House Allows $10B Visitor-Tracking Contract for Accenture

A drive to block a massive federal contract awarded to Accenture LLP (search) for tracking visiting foreigners was all but scuttled Wednesday by the House, despite arguments that the company should be punished for avoiding some U.S. taxes.

The near party-line 234-197 procedural vote by the GOP-led chamber meant language disallowing the contract — valued at up to $10 billion over the next decade — was likely to be removed later this week from a $32 billion bill financing the Homeland Security Department (search).

The Accenture contract would benefit a wide array of subcontractors and is strongly supported by the business community and the House Republican leadership. Accenture opponents say the company shrunk its tax bill by moving its headquarters to Bermuda. But they acknowledged they face an uphill fight and were hoping the Senate would keep the issue alive.

"These companies have an obligation to the United States of America to pay their taxes," said Rep. Rosa DeLauro (search), D-Conn. "If you want to feed at the public trough, you have to pay your taxes."

The vote came as Congress belatedly plunged into its budget work for 2005. Leaders hope to finish as many of the 13 annual spending bills as they can by the Oct. 1 start of the government's new fiscal year. Lawmakers took action on everything from adding money for U.S. diplomats in Iraq to ending the U.S. Capitol Police's new mounted police force.

The Accenture vote was no surprise; similar provisions have been killed or weakened over the past two years. The bill was expected to retain language barring the Homeland Security Department from entering future contracts with companies headquartered offshore.

Rep. Jim Kolbe, R-Ariz., said DeLauro's amendment was designed to "score some political points" and was picking on a company that pays all the taxes it legally owes.

In other work Wednesday:

—The House voted 241-185 to raise the National Endowment of the Arts budget to $131 million. That is $10 million more than the House Appropriations Committee approved but still below the $139 million President Bush proposed.

The money was added to a $19.5 billion measure for the Interior Department and other land and cultural programs that increases spending for battling wildfires and eliminates funds for buying new land for parks. The chamber also voted to eliminate funds for building new logging roads in Alaska's 17 million-acre Tongass National Forest, the nation's largest forest and a perennial battleground between environmentalists and the state's sagging logging industry.

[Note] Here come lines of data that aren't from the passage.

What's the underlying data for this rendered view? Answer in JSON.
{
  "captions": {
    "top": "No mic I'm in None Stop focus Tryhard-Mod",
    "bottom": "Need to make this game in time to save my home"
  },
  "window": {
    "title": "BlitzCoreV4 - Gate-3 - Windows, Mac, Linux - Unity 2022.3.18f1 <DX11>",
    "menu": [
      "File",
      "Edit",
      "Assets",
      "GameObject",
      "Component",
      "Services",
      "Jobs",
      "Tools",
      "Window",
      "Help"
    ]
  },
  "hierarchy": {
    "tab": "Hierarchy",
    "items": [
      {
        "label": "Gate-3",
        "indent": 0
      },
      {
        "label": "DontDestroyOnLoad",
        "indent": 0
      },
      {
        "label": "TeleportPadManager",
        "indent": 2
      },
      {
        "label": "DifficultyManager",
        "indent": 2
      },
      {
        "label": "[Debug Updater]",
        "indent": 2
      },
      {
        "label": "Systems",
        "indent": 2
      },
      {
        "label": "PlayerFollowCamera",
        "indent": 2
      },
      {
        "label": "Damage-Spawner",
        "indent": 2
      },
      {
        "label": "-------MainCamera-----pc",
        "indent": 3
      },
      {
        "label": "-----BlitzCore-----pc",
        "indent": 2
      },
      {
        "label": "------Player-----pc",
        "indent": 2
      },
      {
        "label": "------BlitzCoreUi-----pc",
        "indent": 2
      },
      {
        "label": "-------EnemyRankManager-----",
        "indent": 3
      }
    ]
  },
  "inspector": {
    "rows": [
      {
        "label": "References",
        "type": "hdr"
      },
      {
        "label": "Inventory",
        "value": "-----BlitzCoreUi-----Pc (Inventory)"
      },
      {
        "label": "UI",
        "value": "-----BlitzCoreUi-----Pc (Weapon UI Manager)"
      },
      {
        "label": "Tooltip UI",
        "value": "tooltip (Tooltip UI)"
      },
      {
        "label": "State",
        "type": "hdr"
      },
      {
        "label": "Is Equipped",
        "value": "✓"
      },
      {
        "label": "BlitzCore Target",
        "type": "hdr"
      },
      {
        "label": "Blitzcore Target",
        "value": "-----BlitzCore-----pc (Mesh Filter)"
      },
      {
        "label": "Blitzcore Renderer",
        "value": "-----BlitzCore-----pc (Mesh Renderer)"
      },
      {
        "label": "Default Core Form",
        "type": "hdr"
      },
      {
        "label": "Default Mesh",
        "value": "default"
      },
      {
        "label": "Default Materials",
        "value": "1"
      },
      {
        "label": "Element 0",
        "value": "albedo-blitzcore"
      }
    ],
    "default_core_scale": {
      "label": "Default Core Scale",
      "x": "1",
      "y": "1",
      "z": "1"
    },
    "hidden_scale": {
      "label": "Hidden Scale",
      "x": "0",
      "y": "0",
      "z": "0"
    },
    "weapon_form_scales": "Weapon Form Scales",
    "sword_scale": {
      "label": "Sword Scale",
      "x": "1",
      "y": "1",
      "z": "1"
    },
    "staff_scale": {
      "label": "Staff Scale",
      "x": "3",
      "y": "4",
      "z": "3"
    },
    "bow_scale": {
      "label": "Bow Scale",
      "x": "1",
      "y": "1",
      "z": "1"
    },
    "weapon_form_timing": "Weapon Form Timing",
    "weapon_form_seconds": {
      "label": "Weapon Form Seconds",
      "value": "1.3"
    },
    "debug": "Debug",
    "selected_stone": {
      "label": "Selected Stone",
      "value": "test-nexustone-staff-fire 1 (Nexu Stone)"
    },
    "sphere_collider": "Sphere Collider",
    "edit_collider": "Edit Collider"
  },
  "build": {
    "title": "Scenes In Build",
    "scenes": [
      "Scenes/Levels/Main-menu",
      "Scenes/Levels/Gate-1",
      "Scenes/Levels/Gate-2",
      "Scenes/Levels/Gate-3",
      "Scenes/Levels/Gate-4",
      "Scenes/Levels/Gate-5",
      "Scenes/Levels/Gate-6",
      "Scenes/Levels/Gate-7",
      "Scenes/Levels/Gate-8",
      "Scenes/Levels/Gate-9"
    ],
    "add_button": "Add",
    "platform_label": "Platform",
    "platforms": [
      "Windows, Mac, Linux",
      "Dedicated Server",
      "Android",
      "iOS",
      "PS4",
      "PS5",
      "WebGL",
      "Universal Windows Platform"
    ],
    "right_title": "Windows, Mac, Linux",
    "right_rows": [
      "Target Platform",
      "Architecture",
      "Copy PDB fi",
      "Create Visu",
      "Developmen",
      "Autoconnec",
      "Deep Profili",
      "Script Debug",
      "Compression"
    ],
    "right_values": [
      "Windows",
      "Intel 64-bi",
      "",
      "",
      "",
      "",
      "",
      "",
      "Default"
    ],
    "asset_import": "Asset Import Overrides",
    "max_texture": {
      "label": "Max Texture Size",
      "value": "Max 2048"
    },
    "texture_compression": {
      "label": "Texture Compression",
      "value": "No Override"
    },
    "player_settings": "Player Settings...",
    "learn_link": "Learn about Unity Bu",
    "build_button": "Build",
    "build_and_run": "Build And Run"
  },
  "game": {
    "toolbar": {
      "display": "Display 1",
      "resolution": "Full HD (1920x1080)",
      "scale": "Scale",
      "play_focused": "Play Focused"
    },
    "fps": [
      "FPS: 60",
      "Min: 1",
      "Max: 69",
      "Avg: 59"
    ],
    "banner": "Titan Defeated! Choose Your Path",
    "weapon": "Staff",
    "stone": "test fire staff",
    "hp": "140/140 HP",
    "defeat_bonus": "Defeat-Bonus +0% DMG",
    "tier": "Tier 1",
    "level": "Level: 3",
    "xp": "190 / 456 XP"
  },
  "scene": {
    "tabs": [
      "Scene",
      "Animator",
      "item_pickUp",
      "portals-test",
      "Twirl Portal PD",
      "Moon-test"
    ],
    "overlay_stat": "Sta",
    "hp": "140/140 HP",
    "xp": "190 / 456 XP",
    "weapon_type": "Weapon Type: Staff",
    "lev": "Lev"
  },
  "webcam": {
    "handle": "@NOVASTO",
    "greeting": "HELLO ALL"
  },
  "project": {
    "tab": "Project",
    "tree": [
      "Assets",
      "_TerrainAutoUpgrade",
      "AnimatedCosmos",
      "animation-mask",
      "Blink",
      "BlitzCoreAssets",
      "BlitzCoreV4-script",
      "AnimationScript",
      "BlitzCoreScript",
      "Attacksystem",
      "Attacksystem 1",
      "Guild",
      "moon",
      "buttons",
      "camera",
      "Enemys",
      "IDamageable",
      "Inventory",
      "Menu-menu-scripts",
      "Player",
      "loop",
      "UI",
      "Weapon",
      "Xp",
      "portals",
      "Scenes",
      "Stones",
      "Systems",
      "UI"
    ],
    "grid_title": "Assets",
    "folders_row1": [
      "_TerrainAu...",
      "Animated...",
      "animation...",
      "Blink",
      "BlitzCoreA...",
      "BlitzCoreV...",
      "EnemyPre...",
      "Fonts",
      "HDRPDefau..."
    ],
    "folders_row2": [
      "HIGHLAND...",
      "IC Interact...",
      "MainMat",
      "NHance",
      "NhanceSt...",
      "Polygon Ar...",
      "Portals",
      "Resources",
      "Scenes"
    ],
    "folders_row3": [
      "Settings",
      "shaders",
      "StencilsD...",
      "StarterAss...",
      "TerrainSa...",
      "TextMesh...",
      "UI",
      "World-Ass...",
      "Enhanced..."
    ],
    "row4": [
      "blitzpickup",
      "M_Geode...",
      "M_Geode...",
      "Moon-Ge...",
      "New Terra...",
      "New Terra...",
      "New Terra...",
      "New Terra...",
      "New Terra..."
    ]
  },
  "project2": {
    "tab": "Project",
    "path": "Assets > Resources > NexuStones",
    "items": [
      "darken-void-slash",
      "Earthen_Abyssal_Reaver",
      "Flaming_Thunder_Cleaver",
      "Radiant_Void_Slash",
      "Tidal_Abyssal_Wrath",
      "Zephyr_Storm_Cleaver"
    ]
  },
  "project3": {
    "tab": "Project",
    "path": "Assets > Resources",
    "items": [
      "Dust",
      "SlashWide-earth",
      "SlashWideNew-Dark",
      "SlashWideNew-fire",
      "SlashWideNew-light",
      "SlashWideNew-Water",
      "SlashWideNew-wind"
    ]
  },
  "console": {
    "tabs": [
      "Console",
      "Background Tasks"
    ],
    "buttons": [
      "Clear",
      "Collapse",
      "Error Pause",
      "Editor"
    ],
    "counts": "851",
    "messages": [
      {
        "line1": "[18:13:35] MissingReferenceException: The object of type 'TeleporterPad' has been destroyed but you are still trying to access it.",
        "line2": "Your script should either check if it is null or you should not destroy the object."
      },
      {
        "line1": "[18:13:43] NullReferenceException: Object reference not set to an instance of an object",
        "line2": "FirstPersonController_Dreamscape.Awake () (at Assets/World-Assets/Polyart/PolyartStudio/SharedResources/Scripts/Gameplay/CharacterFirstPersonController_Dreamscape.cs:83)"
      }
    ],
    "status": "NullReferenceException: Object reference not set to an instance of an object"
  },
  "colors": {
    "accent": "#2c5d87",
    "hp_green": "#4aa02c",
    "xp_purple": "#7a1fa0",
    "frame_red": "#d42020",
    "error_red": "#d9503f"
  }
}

—The House Appropriations Committee approved a $416.9 billion defense measure, including $50 billion for military operations in Iraq and Afghanistan. The panel added $685 million for diplomatic costs in both countries that, like the military money, the Bush administration had said would not be needed until at least next January.

Committee members also added $95 million for victims of starvation and fighting in Sudan and Chad; a requirement for a White House report by Oct. 1 of the expected U.S. price tag in Iraq and Afghanistan; and language curbing contracts with private companies to manage Iraqi reconstruction.

—A subcommittee of the Senate Appropriations Committee approved a $32 billion measure for the Homeland Security Department that adds money for protecting rail systems Bush did not request. The bill does not address the Accenture contract.

—A House Appropriations subcommittee approved $2.8 billion for Congress' own operations, excluding Senate money that chamber will add later. The total is the same as this year's, though the House's own budget would grow by 3.6 percent to $1.04 billion.

The panel also voted to abolish the six-horse, seven-officer mounted police force the Capitol Police started this spring, which Rep. Mark Kirk, R-Ill., called "a police fashion accessory."

It also defeated an amendment by Rep. Ray LaHood, R-Ill., that would have forbidden departing House members from filing complaints with the House ethics committee — in effect barring Rep. Chris Bell, D-Texas, from pursuing his ethics charges against House Majority Leader Tom DeLay, R-Texas.